Some faculty members and students have expressed concern that such classes take the place of more substantive courses within a student's field of study.

"What we hear sometimes from students is the tendency of their faculty to say 'I'd rather see you working the archives or in the lab,' " Dr. Cherwitz said. "That's something I find problematic. We've tried to show people in departments what we're doing, hoping if they see what we are doing from the inside that it will fight the perceptions."

But many students seem to think they're doing something right. More than 1,200 students recently sought enrollment in the program, which had space for 625, officials said. Eighty-three of the university's academic departments, from pharmacy to history to musical arts, are represented in the student body.

The mix of students from different disciplines is another strength, students and teachers say.

The program started when Dr. Cherwitz, in charge of rhetoric in UT's communications department, saw an unmet need. Professors were calling to ask whether their graduate students who needed help communicating could sneak into his undergraduate public speaking course.

"The program just made sense," Dr. Cherwitz said.

Dr. Reed left a tenure track position for a nontenured job in the program.

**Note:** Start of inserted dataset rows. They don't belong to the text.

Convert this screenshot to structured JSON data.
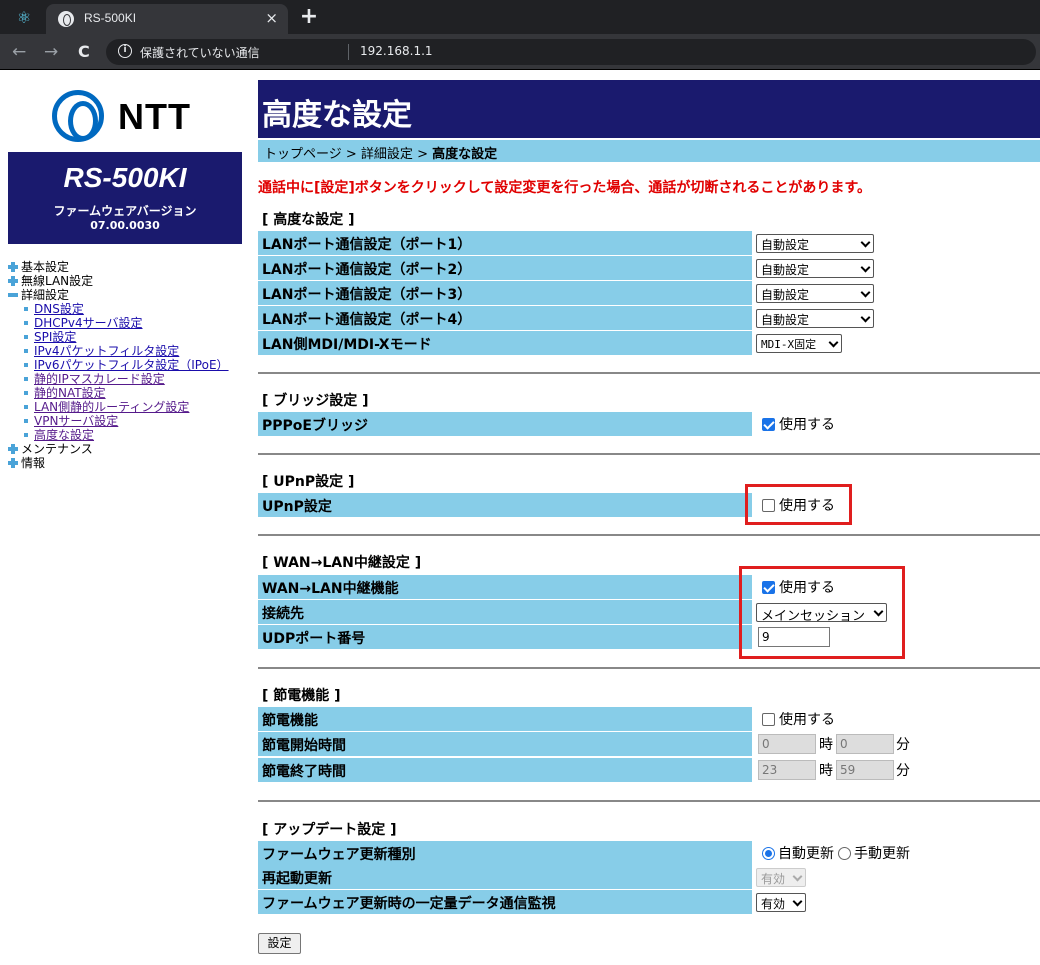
{
  "browser": {
    "tab_title": "RS-500KI",
    "tab_close": "×",
    "new_tab": "+",
    "security_text": "保護されていない通信",
    "url": "192.168.1.1",
    "back": "←",
    "forward": "→",
    "reload": "C"
  },
  "sidebar": {
    "brand": "NTT",
    "model": "RS-500KI",
    "firmware_label": "ファームウェアバージョン",
    "firmware_version": "07.00.0030",
    "menu": {
      "basic": "基本設定",
      "wireless": "無線LAN設定",
      "detail": "詳細設定",
      "detail_items": [
        "DNS設定",
        "DHCPv4サーバ設定",
        "SPI設定",
        "IPv4パケットフィルタ設定",
        "IPv6パケットフィルタ設定（IPoE）",
        "静的IPマスカレード設定",
        "静的NAT設定",
        "LAN側静的ルーティング設定",
        "VPNサーバ設定",
        "高度な設定"
      ],
      "maintenance": "メンテナンス",
      "info": "情報"
    }
  },
  "main": {
    "title": "高度な設定",
    "breadcrumb": {
      "p1": "トップページ",
      "sep": " > ",
      "p2": "詳細設定",
      "p3": "高度な設定"
    },
    "warning": "通話中に[設定]ボタンをクリックして設定変更を行った場合、通話が切断されることがあります。",
    "sections": {
      "advanced": {
        "heading": "[ 高度な設定 ]",
        "rows": [
          {
            "label": "LANポート通信設定（ポート1）",
            "value": "自動設定"
          },
          {
            "label": "LANポート通信設定（ポート2）",
            "value": "自動設定"
          },
          {
            "label": "LANポート通信設定（ポート3）",
            "value": "自動設定"
          },
          {
            "label": "LANポート通信設定（ポート4）",
            "value": "自動設定"
          },
          {
            "label": "LAN側MDI/MDI-Xモード",
            "value": "MDI-X固定"
          }
        ]
      },
      "bridge": {
        "heading": "[ ブリッジ設定 ]",
        "label": "PPPoEブリッジ",
        "checkbox": "使用する",
        "checked": true
      },
      "upnp": {
        "heading": "[ UPnP設定 ]",
        "label": "UPnP設定",
        "checkbox": "使用する",
        "checked": false
      },
      "wan": {
        "heading": "[ WAN→LAN中継設定 ]",
        "relay_label": "WAN→LAN中継機能",
        "relay_checkbox": "使用する",
        "relay_checked": true,
        "dest_label": "接続先",
        "dest_value": "メインセッション",
        "udp_label": "UDPポート番号",
        "udp_value": "9"
      },
      "power": {
        "heading": "[ 節電機能 ]",
        "func_label": "節電機能",
        "func_checkbox": "使用する",
        "func_checked": false,
        "start_label": "節電開始時間",
        "start_hour": "0",
        "start_min": "0",
        "end_label": "節電終了時間",
        "end_hour": "23",
        "end_min": "59",
        "hour_unit": "時",
        "min_unit": "分"
      },
      "update": {
        "heading": "[ アップデート設定 ]",
        "type_label": "ファームウェア更新種別",
        "opt_auto": "自動更新",
        "opt_manual": "手動更新",
        "selected": "自動更新",
        "reboot_label": "再起動更新",
        "reboot_value": "有効",
        "monitor_label": "ファームウェア更新時の一定量データ通信監視",
        "monitor_value": "有効"
      }
    },
    "submit": "設定"
  },
  "colors": {
    "header": "#1a1a6e",
    "row_label": "#87cde8",
    "warning": "#e00000",
    "highlight": "#e01e1e",
    "logo": "#0069c0"
  }
}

Her specialty is educational psychology and learning cognition, and students lavish praise on her.

The woman who is known for grading papers on airplanes and e-mailing students with suggestions at 3 a.m. said her passion comes from a desire to teach students that holders of doctorates can benefit the world outside the ivory tower.

Does that mean all Ph.D.s need to set their sights on corporate America?

Mr. Erard said no. Sure, he would love his coming job hunt to land him a tenure-track position - it would seem natural for someone who couldn't leave college after four years because he had "too many unanswered questions."

But as an "intellectual entrepreneur," he is open to alternatives.

"The ideal job is any institutional space - it could be a university, a corporation or a freakin' monastery," he said.

And, he said, he's no longer intimidated at the idea of telling potential employers that he went to graduate school for the pure love of learning.

"It's a challenge to try and make an argument for why . . . knowledge matters more than money," said Mr. Erard, whose educational loans total the value of the average executive's sport utility vehicle.

That kind of thinking, his instructors said, is exactly why businesses need Mr. Erard more than he needs them.